Analysts: IaaS Market Bound for AWS-Azure 'Duopoly'
The writing has been on the wall for some time for up-and-coming Infrastructure as a Service (IaaS) vendors, but new research from analyst firm Gartner Inc. underscores it.
"By 2019, 90 percent of native cloud IaaS providers will be forced out of this market by the Amazon Web Services (AWS)-Microsoft duopoly," Gartner said in a research note on Wednesday.
AWS has long been the dominant platform in the public cloud market, while Microsoft has been steadily solidifying its No. 2 standing over the past few years -- outpacing the likes of Google, IBM and Oracle -- so Gartner's conclusion is not surprising.
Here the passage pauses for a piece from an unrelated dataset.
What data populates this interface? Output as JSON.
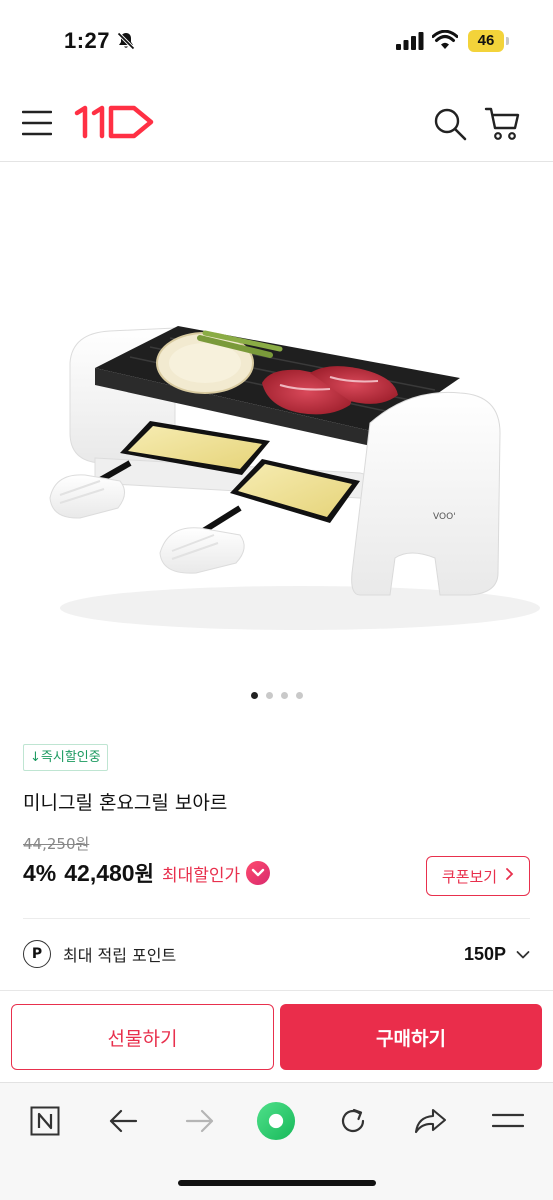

The firm noted that both AWS and Microsoft "significantly" grew their cloud businesses last year, "while other players are sliding backward in comparison." They also have the edge over other competitors in terms of compute power, services and pricing, according to Gartner.
This is dire news for IaaS competitors in mature markets, which are effectively a two-horse race between AWS and Azure. However, Gartner concedes that vendors based in developing markets, where neither AWS nor Azure is as entrenched, could still pose a challenge. Gartner points to Aliyun, the cloud computing subsidiary of Chinese e-commerce giant Alibaba, as an example of a viable contender.
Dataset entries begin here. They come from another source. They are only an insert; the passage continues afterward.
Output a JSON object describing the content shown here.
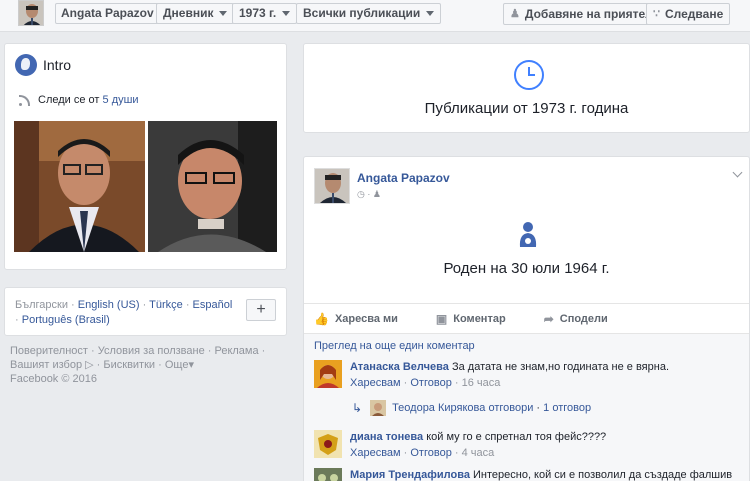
{
  "topbar": {
    "profile_name": "Angata Papazov",
    "diary": "Дневник",
    "year": "1973 г.",
    "filter": "Всички публикации",
    "add_friend": "Добавяне на приятел",
    "follow": "Следване"
  },
  "intro": {
    "title": "Intro",
    "followed_prefix": "Следи се от",
    "followed_count": "5 души"
  },
  "languages": {
    "current": "Български",
    "items": [
      "English (US)",
      "Türkçe",
      "Español",
      "Português (Brasil)"
    ],
    "plus": "+"
  },
  "footer": {
    "privacy": "Поверителност",
    "terms": "Условия за ползване",
    "ads": "Реклама",
    "ad_choices": "Вашият избор",
    "cookies": "Бисквитки",
    "more": "Още",
    "copyright": "Facebook © 2016"
  },
  "year_card": {
    "title": "Публикации от 1973 г. година"
  },
  "post": {
    "author": "Angata Papazov",
    "event": "Роден на 30 юли 1964 г.",
    "like": "Харесва ми",
    "comment": "Коментар",
    "share": "Сподели"
  },
  "comments": {
    "more_label": "Преглед на още един коментар",
    "like_label": "Харесвам",
    "reply_label": "Отговор",
    "items": [
      {
        "name": "Атанаска Велчева",
        "text": "За датата не знам,но годината не е вярна.",
        "time": "16 часа"
      },
      {
        "name": "диана тонева",
        "text": "кой му го е спретнал тоя фейс????",
        "time": "4 часа"
      },
      {
        "name": "Мария Трендафилова",
        "text": "Интересно, кой си е позволил да създаде фалшив"
      }
    ],
    "reply": {
      "name": "Теодора Кирякова",
      "action": "отговори",
      "count": "1 отговор"
    }
  }
}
Gartner foresees the AWS-Azure duopoly as being a double-edged sword for organizations; while they may initially benefit from intense price- and service-based competition between the two vendors, the absence of other competitors may mean those benefits are short-lived.
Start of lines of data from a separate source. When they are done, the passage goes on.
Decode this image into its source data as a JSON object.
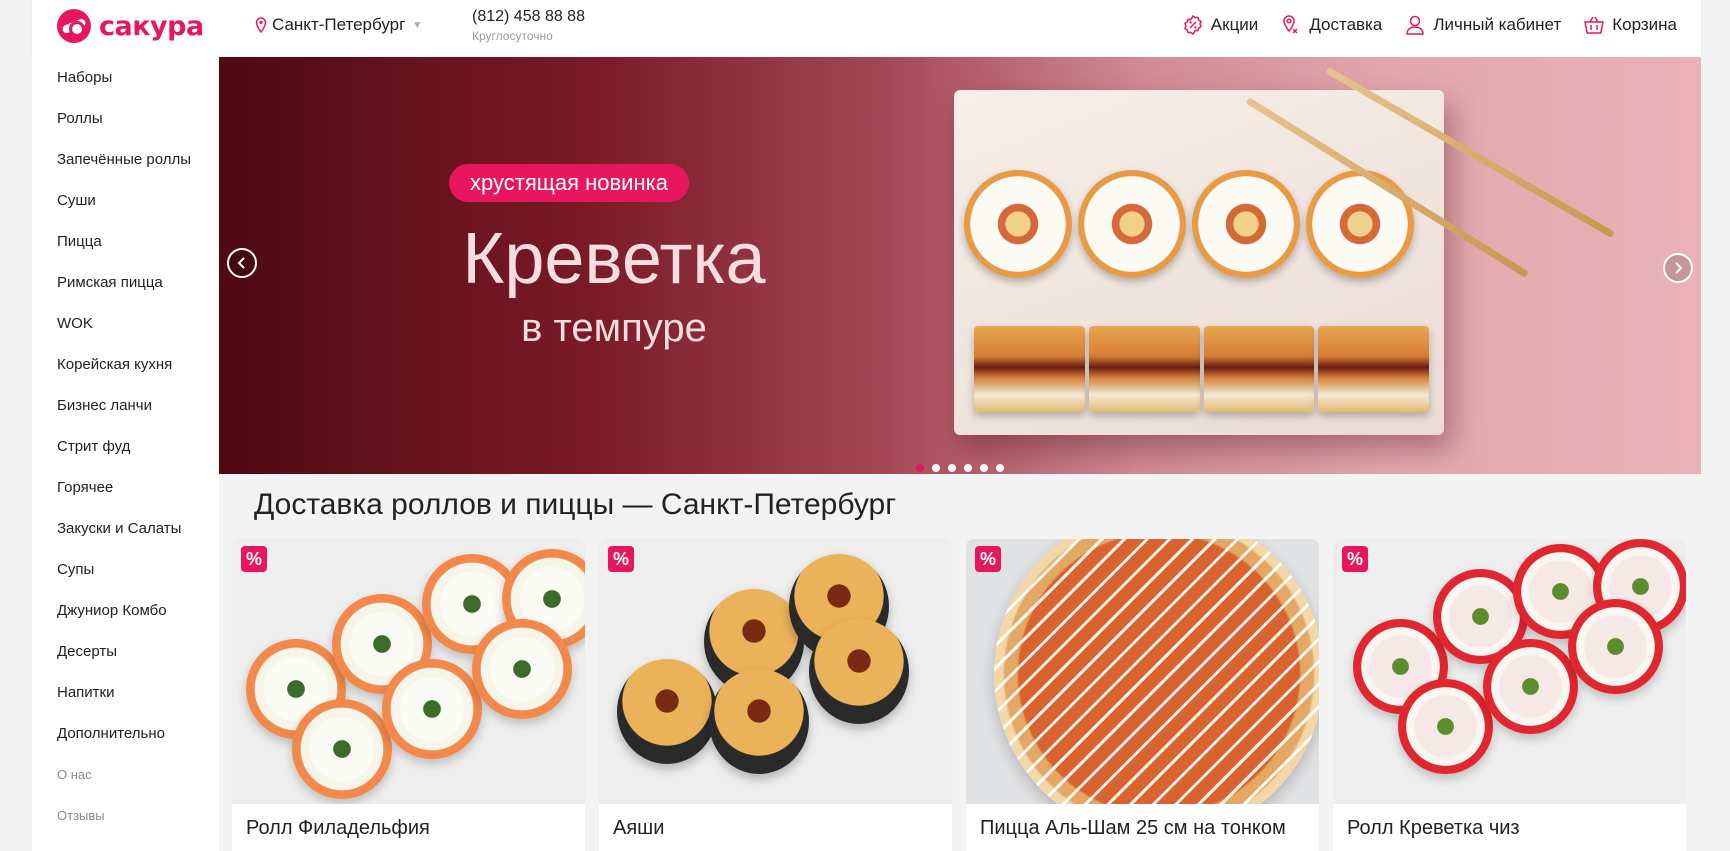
{
  "header": {
    "logo_text": "сакура",
    "city": "Санкт-Петербург",
    "phone": "(812) 458 88 88",
    "hours": "Круглосуточно",
    "nav": [
      {
        "label": "Акции",
        "icon": "percent-icon"
      },
      {
        "label": "Доставка",
        "icon": "delivery-pin-icon"
      },
      {
        "label": "Личный кабинет",
        "icon": "user-icon"
      },
      {
        "label": "Корзина",
        "icon": "basket-icon"
      }
    ]
  },
  "sidebar": {
    "items": [
      "Наборы",
      "Роллы",
      "Запечённые роллы",
      "Суши",
      "Пицца",
      "Римская пицца",
      "WOK",
      "Корейская кухня",
      "Бизнес ланчи",
      "Стрит фуд",
      "Горячее",
      "Закуски и Салаты",
      "Супы",
      "Джуниор Комбо",
      "Десерты",
      "Напитки",
      "Дополнительно"
    ],
    "secondary": [
      "О нас",
      "Отзывы"
    ]
  },
  "banner": {
    "badge": "хрустящая новинка",
    "title": "Креветка",
    "subtitle": "в темпуре",
    "slides_count": 6,
    "active_slide": 1
  },
  "main": {
    "title": "Доставка роллов и пиццы — Санкт-Петербург",
    "products": [
      {
        "name": "Ролл Филадельфия",
        "badge": "%"
      },
      {
        "name": "Аяши",
        "badge": "%"
      },
      {
        "name": "Пицца Аль-Шам 25 см на тонком",
        "badge": "%"
      },
      {
        "name": "Ролл Креветка чиз",
        "badge": "%"
      }
    ]
  },
  "colors": {
    "brand": "#e8175d",
    "background": "#f3f3f3"
  }
}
"The competition between AWS and Azure in the IaaS market will benefit sourcing executives in the short to medium term but may be of concern in the longer term," said Gartner research director David Groombridge in a prepared statement. "Lack of substantial competition for two key providers could lead to an uncompetitive market. This could see organizations locked into one platform by dependence on proprietary capabilities and potentially exposed to substantial price increases."